Phantogram made an immediate buzz when they released the single “When I’m Small” in 2009. Their  distinct flow and rhythm has been compared to that of Portishead. What stands out to me is their unique hip hop sound. Band member Josh Carter has cited influences from underground legends J Dillla and Madlib. I’ve always liked Madvillain with Madlib and MF Doom. One of my favorite Madlib songs is “Come On Feet” from his Quasimoto project. In it he remixes the score from the 1970’s French cult film, Fantastic Planet. I’m also a big fan of J Dilla, I think he’s one of the best producers ever. The song “Lightworks” off the Donuts album is one of my favorite J Dilla songs. It’s actually a remix of the Raymond Scott song “Lightworks” from the album Manhattan Research.  I can really hear those types of influences in Phantogram’s music, particularly the sampling of early electronic recordings and sounds.

Josh Carter has also mentioned The Beatles and the album Sgt. Pepper’s Lonely Club Hearts Band as being a major influence. I always liked the Reprise on that album. It’s interesting Phantogram was influenced by both hip hop and The Beatles. The Beatles have had a significant impact on hip hop within the past decade. Danger Mouse released The Grey Album in 2004; it’s a mash-up of The Beatles’ The White Album and Jay-Z’s The Black Album. Danger Mouse has worked with Danger Doom and MF Doom who is also with Madvillain. So there are a lot of similar influences coming from The Beatles.
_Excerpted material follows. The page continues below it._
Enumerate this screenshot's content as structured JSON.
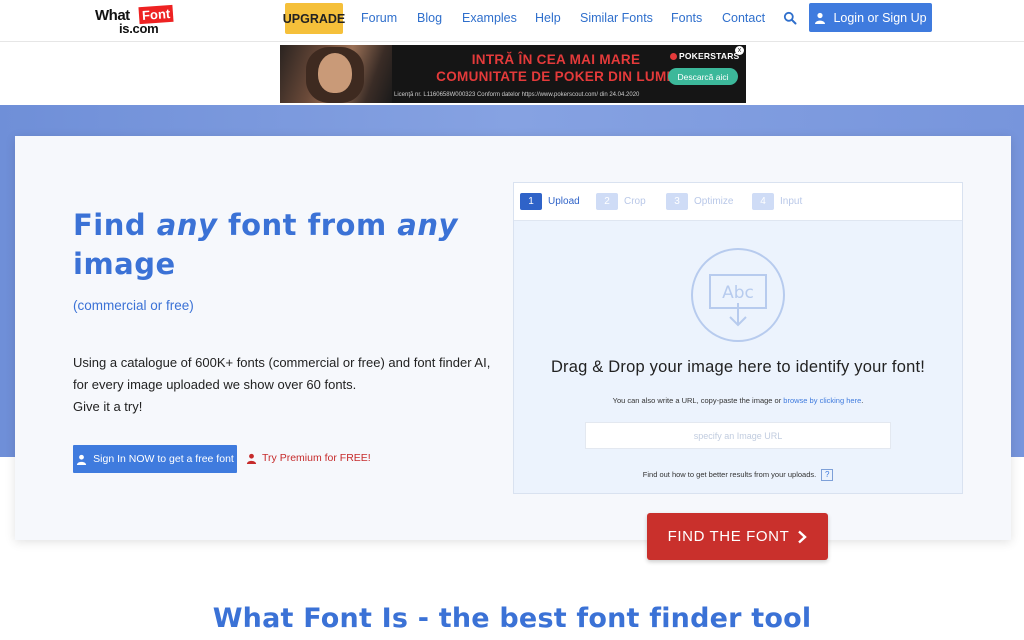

In addition to the undeniable hip hop influence is rock n’ roll. When I say rock n’ roll, I’m talking instrumentation. Phantogram has taken strides in that direction by adding guitarist/synth player Nicholas Shelestak and drummer Chris Carhart to their live tour. It’s those types of moves that transform an electronically produced sound into a live concert. It really adds layers to the performance and complements Sarah Barthel’s voice well. In addition to drums, guitar and synth, Phantogram also utilizes a Maschine Studio.

Sarah Barthel sounded great. Her vocals are distinguishable and drop nicely into the rhythm. Some favorites that they performed are “Black Out Days,” “Don’t Move” and “Fall In Love.” I like the cello sample in the beginning of “Fall In Love.” It fits nicely with Sarah’s soulful voice. Coincidentally J Dilla was a cellist as well.

Phantogram is a great live act since they project so well. Their music is enjoyable and their concerts are worth attending. It’s a fun youthful crowd and they really know how to set a good vibe for a fun evening. Phantogram recently released their latest album Voices, which is now available on iTunes.